• The influence of analytics on delivery and support of learning
• The study of emotion, flow, and affective data in learning analytics
• Validating analytics empirically
• The limits of web analytics
• Social network analysis
• Cross-platform and cloud learning analytics
• Learning environments that capture different kinds of data
• Software development and use in analytics
• The role of knowledge representation and ontologies in learning analytics
• The semantic web and linked data: meaning in connections
• Data mining in learning analytics
• Artificial intelligence in learning analytics
• Internet of things (sensors) and learning applications
• “Big Data” applications and opportunities in learning and education
• Latent semantic analysis/natural language processing
• Attention metadata
• Architecture of learning environments and implications to learning analytics
• Visualization: data, learner networks, conceptual knowledge
• Predictive applications of data
• Interventions based on analytics
• Social and technical systems to manage information abundance
• Personalization and adaptivity in the learning process
• Corporate and higher education case studies of learning analytics
• Learning analytics for intelligent tutoring systems
• Open data: data access for learners
• Harmonizing individual learning with organizational learning
• Organizational learning and knowledge sharing models
• Importing insights for existing analytics
• Use of learning analytics in centralized (learning management systems) and decentralized (personal learning environments) settings
• Planning, deploying, and evaluating enterprise-wide learning analytics
The following types of submission are invited:
• Full Papers: Use a full paper to share substantive conceptual, technical and empirical contributions. 10 pages max.
• Short Papers: Use a short paper to share preliminary conceptual, technical and empirical contributions. 4 pages max.
• Design Briefing: Do you spend more time building learning analytics tools than writing about them? Specifically with people like interface designers, system architects and programmers in mind, use a briefing to share a design concept, tool or challenge. 4 pages max.
• Demonstrations: A carefully planned, live demonstration of a tool is the most engaging and informative way to show interactive software, ranging from early prototype to robust product. 1-2 page abstract, clarifying the maturity of the tool, including at least one link to a current demo movie.
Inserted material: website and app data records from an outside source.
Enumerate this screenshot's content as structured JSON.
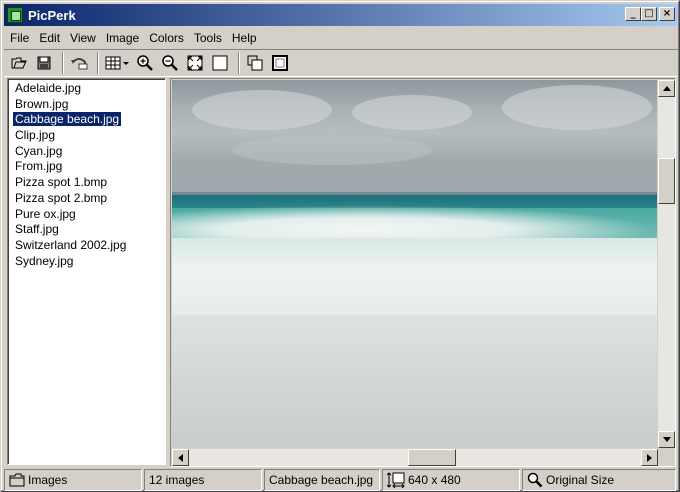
{
  "window": {
    "title": "PicPerk"
  },
  "title_buttons": {
    "minimize": "_",
    "maximize": "□",
    "close": "×"
  },
  "menu": [
    {
      "label": "File"
    },
    {
      "label": "Edit"
    },
    {
      "label": "View"
    },
    {
      "label": "Image"
    },
    {
      "label": "Colors"
    },
    {
      "label": "Tools"
    },
    {
      "label": "Help"
    }
  ],
  "toolbar": {
    "buttons": [
      "open-icon",
      "save-icon",
      "undo-icon",
      "thumbnails-icon",
      "zoom-in-icon",
      "zoom-out-icon",
      "fit-window-icon",
      "fullscreen-icon",
      "copy-icon",
      "crop-icon"
    ]
  },
  "files": {
    "items": [
      "Adelaide.jpg",
      "Brown.jpg",
      "Cabbage beach.jpg",
      "Clip.jpg",
      "Cyan.jpg",
      "From.jpg",
      "Pizza spot 1.bmp",
      "Pizza spot 2.bmp",
      "Pure ox.jpg",
      "Staff.jpg",
      "Switzerland 2002.jpg",
      "Sydney.jpg"
    ],
    "selected_index": 2
  },
  "status": {
    "folder": "Images",
    "count": "12 images",
    "filename": "Cabbage beach.jpg",
    "dimensions": "640 x 480",
    "zoom": "Original Size"
  },
  "colors": {
    "titlebar_start": "#0a246a",
    "titlebar_end": "#a6caf0",
    "selection": "#0a246a",
    "face": "#d4d0c8"
  }
}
• Panels: Panels provide the chance for delegates to hear a range of speakers air a topical issue, e.g. diverse approaches to a problem, or a debate on a hot topic. 2 pages max, including the names of confirmed panellists. The final paper from the Panel’s chair may be up to 4 pages, including panellists’ position statements.
• Workshops: Workshops (April 29, 2012) provide the opportunity to explore learning theory, analytics, methods and tools in depth. Workshops should be designed to be interactive and may reflect for example, compilations of short and/or enlightening presentations, demonstrations, and instructional workshops. The length of the Workshop sessions can be a half or full day allowing for sets of interactive activities for experience sharing and brainstorming. Please use the workshop/tutorial template, outlining the significance of the topic, the workshop format, and your track record.
• Tutorials: Tutorials (also April 29, 2012) provide the chance to take participants deep into a specific tool or technique in which you are experienced, or an introduction to a topic/class of tools. This could be as short as 1 hour, to a half day. Please use the workshop/tutorial template for submissions.
Full and Short Papers, Design Briefings, and the abstracts for Demonstrations and Panels will be published in the main proceedings.
Submission and Publication
LAK2011 proceedings will be published in the ACM Digital Library International Conference Proceedings Series, and we expect 2012 to follow.
Author guidelines on the website.